A special tupe of CT radiography is Computed tomography angiography (CTA) which is a contrast CT used to visualize the arteries and veins throughout the body. This ranges from arteries serving the brain to those bringing blood to the lungs, kidneys, arms and legs. An example of this type of exam is CT pulmonary angiogram (CTPA) used to diagnose pulmonary embolism (PE). It employs computed tomography and an iodine-based contrast agent to obtain an image of the pulmonary arteries.
A CT scan of the heart can also be performed to gain knowledge about cardiac or coronary anatomy. Traditionally, cardiac CT scans are used to detect, diagnose, or follow up coronary artery disease.
It is also an accurate technique for diagnosis of abdominal diseases. Its uses include diagnosis and staging of cancer, as well as follow up after cancer treatment to assess response. It is commonly used to investigate acute abdominal pain.
For the axial skeleton and extremities, CT is often used to image complex fractures, especially ones around joints, because of its ability to reconstruct the area of interest in multiple planes.
But it’s of importance to note that CT imaging isn’t only used in the medical field, it is used in geological studies to quickly reveal materials inside drill core.
Dense minerals such as pyrite and barite appear brighter and less dense components such as clay appear dull in CT images.
X-ray CT and micro-CT can also be used for the conservation and preservation of objects of cultural heritage. For many fragile objects, direct research and observation can be damaging and can degrade the object over time. Using CT scans, conservators and researchers are able to determine the material composition of the objects they are exploring, such as the position of ink along the layers of a scroll, without any additional harm.
Fluoroscopy is an imaging technique commonly used by physicians or radiation therapists to obtain real-time moving images of the internal structures of a patient through the use of a fluoroscope. In its simplest form, a fluoroscope consists of an X-ray source and a fluorescent screen, between which a patient is placed. However, modern fluoroscopes couple the screen to an X-ray image intensifier and CCD video camera allowing the images to be recorded and played on a monitor. This method may use a contrast material. Examples include cardiac catheterization (to examine for coronary artery blockages) and barium swallows (to examine for esophageal disorders and swallowing disorders).

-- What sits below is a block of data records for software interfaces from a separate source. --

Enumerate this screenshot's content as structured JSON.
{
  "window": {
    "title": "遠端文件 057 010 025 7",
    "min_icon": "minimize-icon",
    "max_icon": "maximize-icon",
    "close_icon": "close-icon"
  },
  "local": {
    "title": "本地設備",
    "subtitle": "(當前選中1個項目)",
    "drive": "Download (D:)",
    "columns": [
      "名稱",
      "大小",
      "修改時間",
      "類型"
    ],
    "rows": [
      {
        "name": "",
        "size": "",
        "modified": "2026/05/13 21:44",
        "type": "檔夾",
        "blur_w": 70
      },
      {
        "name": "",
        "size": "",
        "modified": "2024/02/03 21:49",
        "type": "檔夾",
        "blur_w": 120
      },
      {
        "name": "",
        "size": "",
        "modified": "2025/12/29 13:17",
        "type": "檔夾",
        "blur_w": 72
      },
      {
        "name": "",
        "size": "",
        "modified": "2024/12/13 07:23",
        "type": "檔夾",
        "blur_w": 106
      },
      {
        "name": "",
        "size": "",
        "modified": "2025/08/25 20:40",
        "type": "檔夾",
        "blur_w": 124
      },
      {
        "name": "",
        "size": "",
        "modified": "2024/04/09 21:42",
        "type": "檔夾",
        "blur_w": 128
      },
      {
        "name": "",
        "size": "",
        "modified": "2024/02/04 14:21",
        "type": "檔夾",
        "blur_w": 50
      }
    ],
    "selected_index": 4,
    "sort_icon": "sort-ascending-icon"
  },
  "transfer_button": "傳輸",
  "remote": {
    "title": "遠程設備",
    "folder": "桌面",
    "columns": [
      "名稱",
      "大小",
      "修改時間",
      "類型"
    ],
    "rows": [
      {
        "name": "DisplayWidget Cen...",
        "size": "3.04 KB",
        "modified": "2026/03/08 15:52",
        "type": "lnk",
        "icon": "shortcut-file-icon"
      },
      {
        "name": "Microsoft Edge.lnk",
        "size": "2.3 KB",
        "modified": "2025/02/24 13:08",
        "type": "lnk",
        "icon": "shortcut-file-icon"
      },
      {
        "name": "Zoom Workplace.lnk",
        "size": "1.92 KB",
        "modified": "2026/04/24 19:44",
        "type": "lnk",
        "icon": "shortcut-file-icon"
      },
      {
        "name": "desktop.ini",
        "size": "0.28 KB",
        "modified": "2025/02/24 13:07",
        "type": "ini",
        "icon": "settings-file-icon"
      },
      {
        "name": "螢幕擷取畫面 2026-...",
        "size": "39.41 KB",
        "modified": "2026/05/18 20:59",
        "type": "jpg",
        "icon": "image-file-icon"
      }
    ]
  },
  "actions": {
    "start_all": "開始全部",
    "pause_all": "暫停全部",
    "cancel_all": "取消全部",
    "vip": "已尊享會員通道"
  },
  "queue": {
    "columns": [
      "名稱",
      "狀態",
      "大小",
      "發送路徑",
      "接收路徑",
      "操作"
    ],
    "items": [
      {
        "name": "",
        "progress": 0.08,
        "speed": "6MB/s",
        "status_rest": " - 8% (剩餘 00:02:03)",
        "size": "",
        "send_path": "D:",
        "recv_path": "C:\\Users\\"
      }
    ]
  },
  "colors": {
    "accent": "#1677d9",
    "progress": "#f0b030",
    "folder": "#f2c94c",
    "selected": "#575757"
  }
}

Fluoroscopy can be used to examine the digestive system using a substance which is opaque to X-rays (usually barium sulfate or gastrografin), which is introduced into the digestive system either by swallowing or as an enema. This is normally as part of a double contrast technique, using positive and negative contrast. Barium sulfate coats the walls of the digestive tract (positive contrast), which allows the shape of the digestive tract to be outlined as white or clear on an X-ray. Air may then be introduced (negative contrast), which looks black on the film. The barium meal is an example of a contrast agent swallowed to examine the upper digestive tract. Note that while soluble barium compounds are very toxic, the insoluble barium sulfate is non-toxic because its low solubility prevents the body from absorbing it.
Eventually, X-ray waves in the medical field can be used in radiotherapy, which is a therapy using ionizing radiation, generally as part of cancer treatment to control or kill malignant cells and normally delivered by a linear accelerator. Radiation therapy may be curative in a number of types of cancer if they are localized to one area of the body. It may also be used as part of adjuvant therapy, to prevent tumor recurrence after surgery to remove a primary malignant tumor (for example, early stages of breast cancer).